Spencer Ackerman reports:
The troops have come home, the flag has been been lowered, and the Iraq War is officially in the past for the U.S. military. But the military is holding on to a major souvenir of the war: a massive database packed with retinal scans, thumb prints and other biometric data identifying millions of Iraqis. It will be a tool for counterterrorism long after the Iraq War becomes a fading memory.
U.S. Central Command, the military command responsible for troops in the Mideast and South Asia, confirms to Danger Room that the biometrics database, compiled by U.S. troops over the course of years, will remain U.S. property. “Centcom has the database,” says the command’s chief spokesman, Army Maj. T.G. Taylor, who says it contains files on three million Iraqis. The U.S.-sponsored Iraqi government, in other words, doesn’t control a host of incredibly specific information on its citizens.
Iraqis aren’t the only ones to wind up in huge U.S. biometrics databases. Afghans, too, have been scanned by the millions. As far back as 2005, detainee biometric data from both Iraqis and Afghans turned up in an obscure Pentagon anti-terrorism database called the Department of Defense DNA Registry.
Read more on Danger Room.

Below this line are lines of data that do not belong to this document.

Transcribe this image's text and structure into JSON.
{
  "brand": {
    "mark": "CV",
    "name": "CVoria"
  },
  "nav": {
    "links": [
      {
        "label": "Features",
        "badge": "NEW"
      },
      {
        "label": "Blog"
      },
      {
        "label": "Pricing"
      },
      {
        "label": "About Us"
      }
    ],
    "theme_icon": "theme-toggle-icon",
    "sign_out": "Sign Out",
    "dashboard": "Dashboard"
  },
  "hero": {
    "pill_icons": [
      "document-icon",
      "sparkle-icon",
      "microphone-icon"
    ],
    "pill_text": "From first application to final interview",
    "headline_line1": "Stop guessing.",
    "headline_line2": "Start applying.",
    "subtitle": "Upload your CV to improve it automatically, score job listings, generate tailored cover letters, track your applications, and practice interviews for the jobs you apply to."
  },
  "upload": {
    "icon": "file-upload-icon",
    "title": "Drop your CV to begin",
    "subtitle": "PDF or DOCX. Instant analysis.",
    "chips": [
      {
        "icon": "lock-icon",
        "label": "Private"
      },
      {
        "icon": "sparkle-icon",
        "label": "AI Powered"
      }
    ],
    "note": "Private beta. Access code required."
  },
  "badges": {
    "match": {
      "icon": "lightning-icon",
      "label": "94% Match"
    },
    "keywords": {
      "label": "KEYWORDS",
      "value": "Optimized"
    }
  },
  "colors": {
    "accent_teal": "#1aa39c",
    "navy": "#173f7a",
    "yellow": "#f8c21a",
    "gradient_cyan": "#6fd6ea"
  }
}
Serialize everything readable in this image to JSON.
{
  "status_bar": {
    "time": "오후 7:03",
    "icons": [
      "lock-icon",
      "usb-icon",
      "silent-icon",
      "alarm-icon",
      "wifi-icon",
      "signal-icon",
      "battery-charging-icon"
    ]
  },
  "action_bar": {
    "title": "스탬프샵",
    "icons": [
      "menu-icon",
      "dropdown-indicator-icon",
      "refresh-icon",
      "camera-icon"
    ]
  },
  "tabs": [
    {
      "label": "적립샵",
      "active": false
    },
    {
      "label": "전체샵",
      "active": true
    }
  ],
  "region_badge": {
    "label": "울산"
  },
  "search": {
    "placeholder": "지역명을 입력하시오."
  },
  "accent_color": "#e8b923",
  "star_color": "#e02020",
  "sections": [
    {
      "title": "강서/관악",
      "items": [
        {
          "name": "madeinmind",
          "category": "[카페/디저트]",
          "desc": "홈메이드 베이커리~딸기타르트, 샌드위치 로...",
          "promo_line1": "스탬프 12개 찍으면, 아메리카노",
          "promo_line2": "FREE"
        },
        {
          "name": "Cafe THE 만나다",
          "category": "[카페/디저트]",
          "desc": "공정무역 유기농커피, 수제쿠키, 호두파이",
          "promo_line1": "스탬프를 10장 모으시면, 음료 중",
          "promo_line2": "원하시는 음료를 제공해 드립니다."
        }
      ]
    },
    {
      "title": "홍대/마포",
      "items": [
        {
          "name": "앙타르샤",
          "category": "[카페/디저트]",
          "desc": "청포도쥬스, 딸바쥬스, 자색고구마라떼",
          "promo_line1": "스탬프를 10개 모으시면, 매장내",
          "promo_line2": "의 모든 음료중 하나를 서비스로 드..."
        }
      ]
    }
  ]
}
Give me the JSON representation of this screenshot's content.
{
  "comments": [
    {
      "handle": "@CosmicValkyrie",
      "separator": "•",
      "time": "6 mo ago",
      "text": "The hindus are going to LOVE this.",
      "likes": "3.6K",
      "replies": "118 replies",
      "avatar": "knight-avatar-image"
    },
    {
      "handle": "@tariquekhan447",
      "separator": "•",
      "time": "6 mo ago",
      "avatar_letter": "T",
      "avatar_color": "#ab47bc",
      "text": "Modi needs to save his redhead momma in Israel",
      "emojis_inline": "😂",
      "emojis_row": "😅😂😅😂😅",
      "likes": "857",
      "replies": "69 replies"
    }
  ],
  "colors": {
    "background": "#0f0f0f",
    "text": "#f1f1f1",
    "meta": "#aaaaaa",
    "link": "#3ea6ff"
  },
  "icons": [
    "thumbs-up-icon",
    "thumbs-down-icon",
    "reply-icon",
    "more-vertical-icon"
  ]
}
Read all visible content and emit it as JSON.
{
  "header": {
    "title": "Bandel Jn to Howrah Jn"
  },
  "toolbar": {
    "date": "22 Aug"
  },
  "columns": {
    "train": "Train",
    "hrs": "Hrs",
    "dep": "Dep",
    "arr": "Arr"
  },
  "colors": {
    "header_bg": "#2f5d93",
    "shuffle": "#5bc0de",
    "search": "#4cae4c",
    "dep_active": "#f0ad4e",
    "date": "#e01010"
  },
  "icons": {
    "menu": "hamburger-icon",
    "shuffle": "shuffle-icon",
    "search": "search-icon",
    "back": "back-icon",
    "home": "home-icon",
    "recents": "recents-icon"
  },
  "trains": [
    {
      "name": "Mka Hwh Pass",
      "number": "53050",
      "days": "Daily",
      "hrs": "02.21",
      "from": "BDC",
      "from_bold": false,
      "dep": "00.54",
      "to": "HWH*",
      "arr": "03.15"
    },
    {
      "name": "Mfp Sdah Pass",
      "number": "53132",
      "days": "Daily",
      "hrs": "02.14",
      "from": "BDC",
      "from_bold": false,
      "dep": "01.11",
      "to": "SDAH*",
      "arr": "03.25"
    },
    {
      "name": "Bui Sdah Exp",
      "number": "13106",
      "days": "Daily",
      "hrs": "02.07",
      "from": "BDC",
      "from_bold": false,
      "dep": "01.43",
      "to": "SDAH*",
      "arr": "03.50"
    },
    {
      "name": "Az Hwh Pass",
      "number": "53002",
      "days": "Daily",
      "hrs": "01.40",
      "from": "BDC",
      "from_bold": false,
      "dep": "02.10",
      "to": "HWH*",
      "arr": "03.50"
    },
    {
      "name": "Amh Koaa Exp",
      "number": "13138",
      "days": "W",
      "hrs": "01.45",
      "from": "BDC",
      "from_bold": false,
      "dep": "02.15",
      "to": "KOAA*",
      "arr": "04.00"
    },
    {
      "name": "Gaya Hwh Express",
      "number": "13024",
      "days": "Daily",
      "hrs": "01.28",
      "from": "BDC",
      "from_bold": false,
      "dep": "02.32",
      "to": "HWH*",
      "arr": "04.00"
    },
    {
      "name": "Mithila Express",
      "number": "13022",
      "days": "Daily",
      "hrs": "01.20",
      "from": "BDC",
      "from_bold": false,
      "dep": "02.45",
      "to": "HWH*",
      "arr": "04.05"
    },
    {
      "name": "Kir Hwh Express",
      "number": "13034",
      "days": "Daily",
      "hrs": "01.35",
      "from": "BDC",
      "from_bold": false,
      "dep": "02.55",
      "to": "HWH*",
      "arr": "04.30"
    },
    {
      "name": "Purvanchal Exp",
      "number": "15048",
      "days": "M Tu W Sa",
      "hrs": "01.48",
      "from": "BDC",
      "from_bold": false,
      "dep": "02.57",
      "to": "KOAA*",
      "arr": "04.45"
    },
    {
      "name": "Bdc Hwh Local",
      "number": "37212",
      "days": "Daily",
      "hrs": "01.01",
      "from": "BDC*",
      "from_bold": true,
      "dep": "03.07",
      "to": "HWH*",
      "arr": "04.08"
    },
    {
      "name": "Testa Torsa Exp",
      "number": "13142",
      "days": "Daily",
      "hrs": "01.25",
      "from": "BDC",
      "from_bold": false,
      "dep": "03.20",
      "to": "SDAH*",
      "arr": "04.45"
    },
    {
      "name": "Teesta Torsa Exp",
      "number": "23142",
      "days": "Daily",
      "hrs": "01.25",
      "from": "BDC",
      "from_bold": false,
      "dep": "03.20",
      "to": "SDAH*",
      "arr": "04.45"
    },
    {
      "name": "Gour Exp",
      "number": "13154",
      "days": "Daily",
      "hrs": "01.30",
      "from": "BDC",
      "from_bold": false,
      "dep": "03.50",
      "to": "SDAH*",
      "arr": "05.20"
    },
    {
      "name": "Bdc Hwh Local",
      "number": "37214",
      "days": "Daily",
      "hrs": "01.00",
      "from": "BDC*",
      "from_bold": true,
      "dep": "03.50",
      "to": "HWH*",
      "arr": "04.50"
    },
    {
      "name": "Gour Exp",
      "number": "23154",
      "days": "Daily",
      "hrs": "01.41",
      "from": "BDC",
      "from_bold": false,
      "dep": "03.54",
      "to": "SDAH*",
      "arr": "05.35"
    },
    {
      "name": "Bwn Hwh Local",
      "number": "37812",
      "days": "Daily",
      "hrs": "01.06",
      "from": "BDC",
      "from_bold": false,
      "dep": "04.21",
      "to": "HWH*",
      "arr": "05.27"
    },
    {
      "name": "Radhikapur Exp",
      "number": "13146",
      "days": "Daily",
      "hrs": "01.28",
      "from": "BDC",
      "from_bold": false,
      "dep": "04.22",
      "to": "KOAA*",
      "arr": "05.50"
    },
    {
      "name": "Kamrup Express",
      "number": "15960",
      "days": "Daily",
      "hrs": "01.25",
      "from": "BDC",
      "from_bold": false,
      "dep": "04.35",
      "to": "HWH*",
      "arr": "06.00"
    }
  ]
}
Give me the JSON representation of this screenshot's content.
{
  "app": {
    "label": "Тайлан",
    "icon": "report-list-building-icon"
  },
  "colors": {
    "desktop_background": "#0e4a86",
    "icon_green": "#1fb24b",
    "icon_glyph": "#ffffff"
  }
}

I’d ask, “Can they do that?” but they’ve obviously done it. But what if the government of Iraq were to object and demand its citizen’s sensitive personal information be returned? Then what?
Is this the new spoils of war?
Image credit: 2005 DoD photo by Staff Sgt. Jonathan C. Knauth, U.S. Marine Corps